They were people

Mieke Vanderkolk

Netflix, you have crossed a line.

A line you can’t uncross.

Errol Lindsey. Say his name. 

He was a real person.

   Steven Hicks, Steven Taomi, James Doxtator, Richard Guerrero, Anthony Sears, Raymond Lamont Smith, Edward Smith, Ernest Miller, David C. Thomas, Curtis Straughter, Tony Hughes, Konerak Sinthasomphone, Anthony Hughes, Matt Turner, Oliver Lacy, Jeremiah Weinberger, Joseph Bradehoft.

 They were people.

 Real living people, not characters in a show.

   The recent release of Netflix’s Monster: The Jeffrey Dahmer Story has everyone talking. Teenagers and adults alike continue to treat this like another horror story, but it’s not. Why are we telling a serial killer’s story, and not the story of the victims? This is not ‘representation’, Netflix, and you know it.

 Errol Lindsey had 19 years of his life. He tragically passed away in April of 1991. Devastated, his sister Rita Isbell created an emotional victim impact statement at Dahmer’s 1992 sentencing. Shockingly enough, when Monster: The Jeffrey Dahmer Story was released, Isbell found a recreation of her victim impact statement. An interview with Insider reveals that Netflix made no attempt to contact the family and friends of the victims included in the show. “I was never contacted about the show. I feel like Netflix should’ve asked if we mind or how we felt about making it. They didn’t ask me anything. They just did it,” said Isbell. “That’s why it felt like reliving it all over again. It brought back all the emotions I was feeling back then”. 

   Have these families not experienced enough grief, just for it to come back as everyone’s favorite new crime show? 

   Along with Netflix’s blatant disrespect towards the victims and the victim’s families, the show is normalizing blood, gore, and absolute horror to impressionable youth. Many people don’t realize the negative consequences of consuming this kind of media, or they choose to ignore the warnings.

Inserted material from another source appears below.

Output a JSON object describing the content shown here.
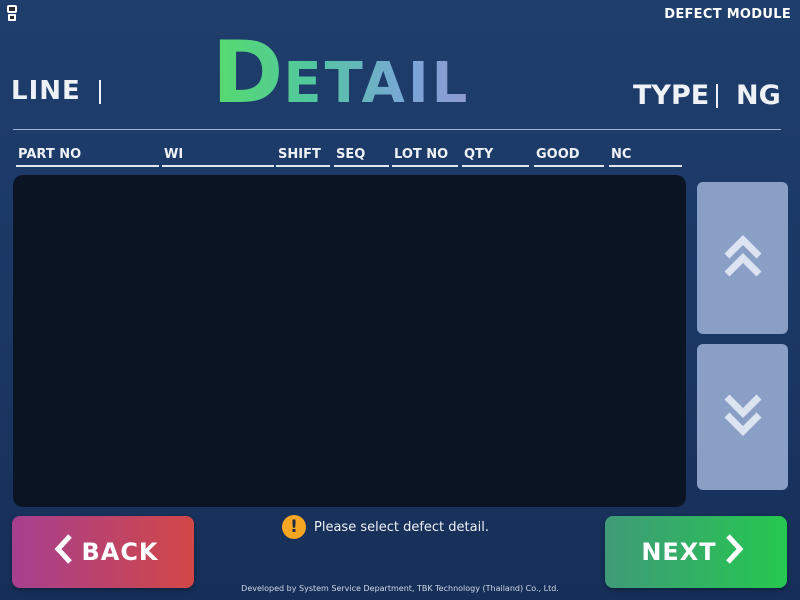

   The National Library of Medicine goes into heavy detail regarding the unspoken impacts of violent media. The study concludes “Taken together, a clear picture has emerged that exposure to violent media increases the likelihood of aggressive thoughts, emotions, and behavior”. Exposing children to the gore-filled series is more serious than people understand. The impact is clearly demonstrated by comments made on social media platforms such as TikTok. Many videos contain youth claiming that ‘the gore didn’t affect them at all’, or ‘they didn’t feel anything’ while watching the Dahmer series, almost as if they are bragging. 

   TikTok is also circulating ‘jokes’ featuring Dahmer and his actions as the laughing point. Fan accounts and edits have been made, mostly by teenagers. We are teaching kids that death is an invitation to make more dark ‘jokes’.

   There are 18 (and counting) seasons of Grey’s Anatomy, yet Netflix chose to produce the most harmful, controversial film they could find. Is Netflix so desperate for views, that they are willing to walk across this line?

Monster: The Jefferey Dahmer Story (Netflix)